Stored records:
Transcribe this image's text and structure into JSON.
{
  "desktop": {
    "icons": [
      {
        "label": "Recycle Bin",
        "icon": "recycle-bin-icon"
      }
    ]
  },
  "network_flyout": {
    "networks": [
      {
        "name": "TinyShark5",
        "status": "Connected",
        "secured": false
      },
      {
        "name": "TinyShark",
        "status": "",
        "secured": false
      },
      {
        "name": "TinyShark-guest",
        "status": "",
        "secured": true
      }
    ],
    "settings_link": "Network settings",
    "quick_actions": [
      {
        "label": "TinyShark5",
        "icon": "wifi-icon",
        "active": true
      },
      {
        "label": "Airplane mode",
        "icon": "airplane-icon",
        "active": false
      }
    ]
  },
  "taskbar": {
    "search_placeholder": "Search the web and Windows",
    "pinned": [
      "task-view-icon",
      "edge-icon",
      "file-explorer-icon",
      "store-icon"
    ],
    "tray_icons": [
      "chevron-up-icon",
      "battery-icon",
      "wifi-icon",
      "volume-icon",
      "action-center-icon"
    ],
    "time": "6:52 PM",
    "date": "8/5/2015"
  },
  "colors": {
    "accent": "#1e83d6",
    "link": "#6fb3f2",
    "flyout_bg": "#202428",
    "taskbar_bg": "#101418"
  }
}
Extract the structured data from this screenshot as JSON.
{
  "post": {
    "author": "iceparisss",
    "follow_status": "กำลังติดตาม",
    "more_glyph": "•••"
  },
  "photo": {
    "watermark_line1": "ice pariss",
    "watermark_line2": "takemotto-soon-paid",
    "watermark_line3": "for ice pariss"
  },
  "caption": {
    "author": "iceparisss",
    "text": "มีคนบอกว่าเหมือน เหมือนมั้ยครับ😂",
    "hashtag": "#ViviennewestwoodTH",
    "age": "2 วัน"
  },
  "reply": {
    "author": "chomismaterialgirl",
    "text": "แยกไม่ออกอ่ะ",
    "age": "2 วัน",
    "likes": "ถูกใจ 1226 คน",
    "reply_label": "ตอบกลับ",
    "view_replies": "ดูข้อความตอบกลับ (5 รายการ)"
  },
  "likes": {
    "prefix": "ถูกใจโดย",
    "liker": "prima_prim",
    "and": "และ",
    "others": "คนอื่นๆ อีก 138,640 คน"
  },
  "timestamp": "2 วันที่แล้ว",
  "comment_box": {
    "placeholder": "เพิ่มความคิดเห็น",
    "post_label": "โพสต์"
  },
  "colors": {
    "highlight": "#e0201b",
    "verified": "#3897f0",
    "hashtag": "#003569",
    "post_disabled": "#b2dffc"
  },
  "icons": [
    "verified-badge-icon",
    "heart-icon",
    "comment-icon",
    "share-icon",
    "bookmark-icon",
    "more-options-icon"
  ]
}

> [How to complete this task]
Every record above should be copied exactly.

> [Your solution]
Transcribe this image's text and structure into JSON.
{
  "desktop": {
    "icons": [
      {
        "label": "Recycle Bin",
        "icon": "recycle-bin-icon"
      }
    ]
  },
  "network_flyout": {
    "networks": [
      {
        "name": "TinyShark5",
        "status": "Connected",
        "secured": false
      },
      {
        "name": "TinyShark",
        "status": "",
        "secured": false
      },
      {
        "name": "TinyShark-guest",
        "status": "",
        "secured": true
      }
    ],
    "settings_link": "Network settings",
    "quick_actions": [
      {
        "label": "TinyShark5",
        "icon": "wifi-icon",
        "active": true
      },
      {
        "label": "Airplane mode",
        "icon": "airplane-icon",
        "active": false
      }
    ]
  },
  "taskbar": {
    "search_placeholder": "Search the web and Windows",
    "pinned": [
      "task-view-icon",
      "edge-icon",
      "file-explorer-icon",
      "store-icon"
    ],
    "tray_icons": [
      "chevron-up-icon",
      "battery-icon",
      "wifi-icon",
      "volume-icon",
      "action-center-icon"
    ],
    "time": "6:52 PM",
    "date": "8/5/2015"
  },
  "colors": {
    "accent": "#1e83d6",
    "link": "#6fb3f2",
    "flyout_bg": "#202428",
    "taskbar_bg": "#101418"
  }
}
Extract the structured data from this screenshot as JSON.
{
  "post": {
    "author": "iceparisss",
    "follow_status": "กำลังติดตาม",
    "more_glyph": "•••"
  },
  "photo": {
    "watermark_line1": "ice pariss",
    "watermark_line2": "takemotto-soon-paid",
    "watermark_line3": "for ice pariss"
  },
  "caption": {
    "author": "iceparisss",
    "text": "มีคนบอกว่าเหมือน เหมือนมั้ยครับ😂",
    "hashtag": "#ViviennewestwoodTH",
    "age": "2 วัน"
  },
  "reply": {
    "author": "chomismaterialgirl",
    "text": "แยกไม่ออกอ่ะ",
    "age": "2 วัน",
    "likes": "ถูกใจ 1226 คน",
    "reply_label": "ตอบกลับ",
    "view_replies": "ดูข้อความตอบกลับ (5 รายการ)"
  },
  "likes": {
    "prefix": "ถูกใจโดย",
    "liker": "prima_prim",
    "and": "และ",
    "others": "คนอื่นๆ อีก 138,640 คน"
  },
  "timestamp": "2 วันที่แล้ว",
  "comment_box": {
    "placeholder": "เพิ่มความคิดเห็น",
    "post_label": "โพสต์"
  },
  "colors": {
    "highlight": "#e0201b",
    "verified": "#3897f0",
    "hashtag": "#003569",
    "post_disabled": "#b2dffc"
  },
  "icons": [
    "verified-badge-icon",
    "heart-icon",
    "comment-icon",
    "share-icon",
    "bookmark-icon",
    "more-options-icon"
  ]
}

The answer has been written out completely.